‘Five-second rule’ debunked by Rutgers researchers
NEW BRUNSWICK — The "five-second rule" for dropping a piece of food on the ground is actually more of a less-than-a-one-second rule.
A new Rutgers University study finds that germs climb onto a piece of food the moment it hits the ground, and it's already covered in bacteria by the time you pick it up and eat it.
"We decided to look into this because the practice is so widespread," said food science professor Donald Schaffner. "The topic might appear 'light' but we wanted our results backed by solid science."

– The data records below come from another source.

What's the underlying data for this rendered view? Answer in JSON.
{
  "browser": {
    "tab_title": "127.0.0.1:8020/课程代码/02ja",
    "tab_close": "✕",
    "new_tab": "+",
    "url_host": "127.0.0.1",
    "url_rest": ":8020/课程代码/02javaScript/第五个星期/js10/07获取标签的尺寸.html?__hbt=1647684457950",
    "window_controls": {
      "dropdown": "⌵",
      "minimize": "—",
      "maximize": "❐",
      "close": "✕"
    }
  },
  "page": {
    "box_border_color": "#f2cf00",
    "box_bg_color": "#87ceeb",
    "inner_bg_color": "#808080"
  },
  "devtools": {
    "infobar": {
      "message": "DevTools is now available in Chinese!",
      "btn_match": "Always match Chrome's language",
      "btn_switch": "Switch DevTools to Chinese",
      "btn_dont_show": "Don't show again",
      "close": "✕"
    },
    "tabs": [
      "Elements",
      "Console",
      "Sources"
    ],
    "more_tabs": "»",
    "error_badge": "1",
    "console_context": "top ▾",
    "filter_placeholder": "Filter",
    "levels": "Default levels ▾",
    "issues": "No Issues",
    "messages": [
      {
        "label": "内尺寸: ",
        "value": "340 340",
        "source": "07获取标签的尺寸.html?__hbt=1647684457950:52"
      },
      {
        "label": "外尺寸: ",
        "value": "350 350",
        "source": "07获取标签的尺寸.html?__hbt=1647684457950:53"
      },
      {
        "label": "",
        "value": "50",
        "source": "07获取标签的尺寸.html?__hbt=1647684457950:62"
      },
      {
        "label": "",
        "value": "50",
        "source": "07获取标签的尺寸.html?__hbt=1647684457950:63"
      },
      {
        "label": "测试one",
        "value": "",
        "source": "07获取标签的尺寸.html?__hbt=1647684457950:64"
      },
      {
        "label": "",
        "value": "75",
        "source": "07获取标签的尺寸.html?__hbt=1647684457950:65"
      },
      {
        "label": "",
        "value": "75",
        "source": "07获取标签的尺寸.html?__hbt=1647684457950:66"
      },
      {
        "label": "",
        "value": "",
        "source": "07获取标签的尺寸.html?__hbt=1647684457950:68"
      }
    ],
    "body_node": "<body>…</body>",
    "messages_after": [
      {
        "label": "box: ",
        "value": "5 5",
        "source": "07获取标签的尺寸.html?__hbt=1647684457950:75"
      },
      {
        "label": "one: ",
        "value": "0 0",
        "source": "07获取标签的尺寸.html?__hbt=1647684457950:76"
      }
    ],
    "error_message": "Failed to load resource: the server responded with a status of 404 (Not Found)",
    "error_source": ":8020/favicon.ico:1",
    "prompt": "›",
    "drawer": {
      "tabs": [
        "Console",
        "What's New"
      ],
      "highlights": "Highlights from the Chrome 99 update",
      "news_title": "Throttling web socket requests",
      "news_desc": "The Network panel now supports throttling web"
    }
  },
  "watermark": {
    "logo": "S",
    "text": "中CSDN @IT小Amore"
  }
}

The study also found that some foods are more of a bacteria-magnet than others. Of the tested foods, watermelon pieces had the highest concentration of bacteria and gummy bears had the least.
“Bacteria don’t have legs, they move with the moisture, and the wetter the food, the higher the risk of transfer," Schaffner said, adding that the longer amount of time the food spends on the ground, the more bacteria it will collect.

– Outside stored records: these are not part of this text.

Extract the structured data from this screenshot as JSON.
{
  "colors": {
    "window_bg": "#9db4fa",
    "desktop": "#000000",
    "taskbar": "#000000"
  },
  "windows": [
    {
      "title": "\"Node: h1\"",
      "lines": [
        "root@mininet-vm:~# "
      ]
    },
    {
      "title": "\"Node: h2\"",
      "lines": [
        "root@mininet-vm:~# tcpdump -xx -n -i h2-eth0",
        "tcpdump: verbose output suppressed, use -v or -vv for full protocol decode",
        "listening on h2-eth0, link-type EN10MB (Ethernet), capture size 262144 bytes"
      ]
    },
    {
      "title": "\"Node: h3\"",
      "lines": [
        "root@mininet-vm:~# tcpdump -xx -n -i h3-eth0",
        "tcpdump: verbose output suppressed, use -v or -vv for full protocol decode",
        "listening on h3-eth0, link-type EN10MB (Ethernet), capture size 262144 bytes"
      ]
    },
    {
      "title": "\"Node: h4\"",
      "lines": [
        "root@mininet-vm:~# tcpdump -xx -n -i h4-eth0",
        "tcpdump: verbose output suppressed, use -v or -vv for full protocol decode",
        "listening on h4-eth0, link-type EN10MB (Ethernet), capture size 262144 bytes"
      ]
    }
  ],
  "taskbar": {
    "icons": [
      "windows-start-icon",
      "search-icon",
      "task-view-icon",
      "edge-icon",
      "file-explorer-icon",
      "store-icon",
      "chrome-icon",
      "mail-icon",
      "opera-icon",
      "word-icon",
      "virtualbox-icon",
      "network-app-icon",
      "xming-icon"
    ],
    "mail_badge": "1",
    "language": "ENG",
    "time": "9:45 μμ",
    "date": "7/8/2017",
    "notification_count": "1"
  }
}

Whether you're eating watermelon or gummy bears, contamination is immediate, so it's still better to just throw it out than to try and eat it again.